It is compatible with major browsers, but content management systems need extensions for using WebP, as well as most image editing apps. Social media networks don’t support it, and it cannot be used in newsletters as many viewers won’t be able to see it.

In the matter of WebP vs GIF, the first offers the same quality at a smaller file size, so it is definitely the better option. However, GIF seems more widely known and supported. For animations, neither of these formats is the winner, as APNG will definitely be the best choice.

AVIF: the rising star

Besides WebP’s rise in popularity, there is another modern image format designed to supersede JPEG, PNG, and GIF. AVIF is based on the AV1 video format and it has far better compression than any other formats mentioned above. This open-source format was released in 2019, it supports animation, transparency, and multilayer images. However, it’s not widely supported yet and it remains to be seen how it will evolve during the next few years.

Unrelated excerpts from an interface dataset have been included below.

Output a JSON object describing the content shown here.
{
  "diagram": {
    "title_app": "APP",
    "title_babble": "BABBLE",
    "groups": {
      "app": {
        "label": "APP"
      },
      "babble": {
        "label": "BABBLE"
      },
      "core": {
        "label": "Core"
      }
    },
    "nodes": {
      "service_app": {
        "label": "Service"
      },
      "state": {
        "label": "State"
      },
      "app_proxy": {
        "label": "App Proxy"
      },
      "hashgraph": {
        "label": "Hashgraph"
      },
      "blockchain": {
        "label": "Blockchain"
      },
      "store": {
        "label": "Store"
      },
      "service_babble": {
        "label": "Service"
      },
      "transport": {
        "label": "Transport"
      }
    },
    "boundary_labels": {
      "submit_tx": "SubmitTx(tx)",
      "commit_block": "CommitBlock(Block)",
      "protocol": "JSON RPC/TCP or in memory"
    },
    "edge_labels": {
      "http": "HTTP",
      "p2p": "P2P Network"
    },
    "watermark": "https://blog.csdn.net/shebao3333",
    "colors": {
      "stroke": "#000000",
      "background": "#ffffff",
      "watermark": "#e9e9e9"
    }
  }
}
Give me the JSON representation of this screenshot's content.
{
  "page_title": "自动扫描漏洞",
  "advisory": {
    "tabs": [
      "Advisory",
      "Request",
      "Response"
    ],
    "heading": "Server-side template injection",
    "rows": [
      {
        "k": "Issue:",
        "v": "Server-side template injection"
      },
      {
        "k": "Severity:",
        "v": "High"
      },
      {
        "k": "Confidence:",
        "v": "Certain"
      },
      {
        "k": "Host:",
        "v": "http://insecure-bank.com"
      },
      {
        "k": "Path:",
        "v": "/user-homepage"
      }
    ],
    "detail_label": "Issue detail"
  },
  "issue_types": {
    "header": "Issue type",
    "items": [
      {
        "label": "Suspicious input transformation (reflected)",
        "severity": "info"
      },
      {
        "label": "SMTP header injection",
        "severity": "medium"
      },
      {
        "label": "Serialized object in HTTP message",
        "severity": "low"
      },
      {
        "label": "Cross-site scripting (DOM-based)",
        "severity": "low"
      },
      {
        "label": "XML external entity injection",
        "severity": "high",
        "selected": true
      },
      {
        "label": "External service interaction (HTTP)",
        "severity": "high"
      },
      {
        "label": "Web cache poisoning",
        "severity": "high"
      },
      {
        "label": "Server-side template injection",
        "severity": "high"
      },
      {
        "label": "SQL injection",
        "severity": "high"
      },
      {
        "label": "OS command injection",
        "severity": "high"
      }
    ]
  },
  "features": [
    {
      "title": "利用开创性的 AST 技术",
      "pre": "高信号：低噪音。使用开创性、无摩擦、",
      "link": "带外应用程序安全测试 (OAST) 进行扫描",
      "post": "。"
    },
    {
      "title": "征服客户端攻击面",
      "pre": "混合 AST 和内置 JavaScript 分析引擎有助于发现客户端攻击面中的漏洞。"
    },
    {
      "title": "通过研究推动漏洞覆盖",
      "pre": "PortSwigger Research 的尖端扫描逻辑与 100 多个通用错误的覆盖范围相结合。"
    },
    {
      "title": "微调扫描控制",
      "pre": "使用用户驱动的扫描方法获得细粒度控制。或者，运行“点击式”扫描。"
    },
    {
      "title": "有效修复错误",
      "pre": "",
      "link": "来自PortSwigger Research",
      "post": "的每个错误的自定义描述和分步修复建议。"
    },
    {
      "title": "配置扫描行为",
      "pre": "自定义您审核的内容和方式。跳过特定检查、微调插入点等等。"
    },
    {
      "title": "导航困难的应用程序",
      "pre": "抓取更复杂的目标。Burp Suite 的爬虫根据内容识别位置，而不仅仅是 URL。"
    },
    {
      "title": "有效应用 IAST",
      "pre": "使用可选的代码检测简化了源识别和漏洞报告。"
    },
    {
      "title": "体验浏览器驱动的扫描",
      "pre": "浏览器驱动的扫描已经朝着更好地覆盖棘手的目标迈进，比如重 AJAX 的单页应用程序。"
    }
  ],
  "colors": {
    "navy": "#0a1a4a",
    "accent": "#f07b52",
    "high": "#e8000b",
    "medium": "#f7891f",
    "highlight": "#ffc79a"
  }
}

5 questions you need to answer before choosing your right image format

If you’re still in doubt about what format to choose, just answer these questions below, and you will surely be able to decide:

  1. Do you need animation?
  2. Does your visual contain text?
  3. Do you need transparency?
  4. Is your image full color, or does it have a limited color palette?
  5. Are you looking for the smallest possible file size or is quality a priority?

Final thoughts

It is completely acceptable to have a mixture of graphic formats in your projects, as each of them has its advantages and disadvantages depending on your goals. Luckily, at SVGator, you can choose from a wide range of image formats, so you can create your graphic once and export it countless times and in different formats anytime you want. If you need more inspiration, check out our Facebook, Instagram, Twitter, or Reddit accounts.